> _EXERCISE REQUIREMENTS_
Each line in the data must be reproduced as written, except for any picture.

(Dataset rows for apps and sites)
•••••

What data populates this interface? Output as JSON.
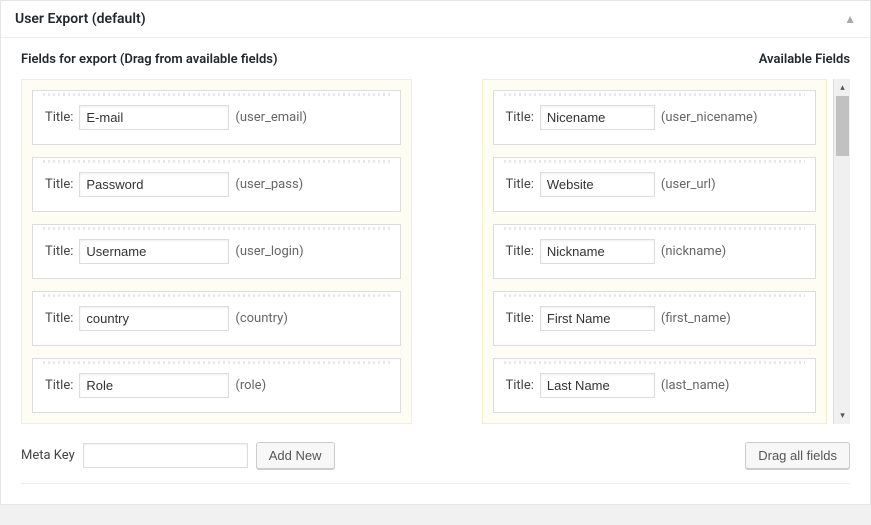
{
  "panel": {
    "title": "User Export (default)"
  },
  "headings": {
    "left": "Fields for export (Drag from available fields)",
    "right": "Available Fields"
  },
  "field_label": "Title:",
  "export_fields": [
    {
      "title": "E-mail",
      "slug": "(user_email)"
    },
    {
      "title": "Password",
      "slug": "(user_pass)"
    },
    {
      "title": "Username",
      "slug": "(user_login)"
    },
    {
      "title": "country",
      "slug": "(country)"
    },
    {
      "title": "Role",
      "slug": "(role)"
    }
  ],
  "available_fields": [
    {
      "title": "Nicename",
      "slug": "(user_nicename)"
    },
    {
      "title": "Website",
      "slug": "(user_url)"
    },
    {
      "title": "Nickname",
      "slug": "(nickname)"
    },
    {
      "title": "First Name",
      "slug": "(first_name)"
    },
    {
      "title": "Last Name",
      "slug": "(last_name)"
    }
  ],
  "meta_key": {
    "label": "Meta Key",
    "value": "",
    "add_button": "Add New"
  },
  "drag_all_button": "Drag all fields"
}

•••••

> _WRITTEN RESPONSE_
What data populates this interface? Output as JSON.
{
  "panel": {
    "title": "User Export (default)"
  },
  "headings": {
    "left": "Fields for export (Drag from available fields)",
    "right": "Available Fields"
  },
  "field_label": "Title:",
  "export_fields": [
    {
      "title": "E-mail",
      "slug": "(user_email)"
    },
    {
      "title": "Password",
      "slug": "(user_pass)"
    },
    {
      "title": "Username",
      "slug": "(user_login)"
    },
    {
      "title": "country",
      "slug": "(country)"
    },
    {
      "title": "Role",
      "slug": "(role)"
    }
  ],
  "available_fields": [
    {
      "title": "Nicename",
      "slug": "(user_nicename)"
    },
    {
      "title": "Website",
      "slug": "(user_url)"
    },
    {
      "title": "Nickname",
      "slug": "(nickname)"
    },
    {
      "title": "First Name",
      "slug": "(first_name)"
    },
    {
      "title": "Last Name",
      "slug": "(last_name)"
    }
  ],
  "meta_key": {
    "label": "Meta Key",
    "value": "",
    "add_button": "Add New"
  },
  "drag_all_button": "Drag all fields"
}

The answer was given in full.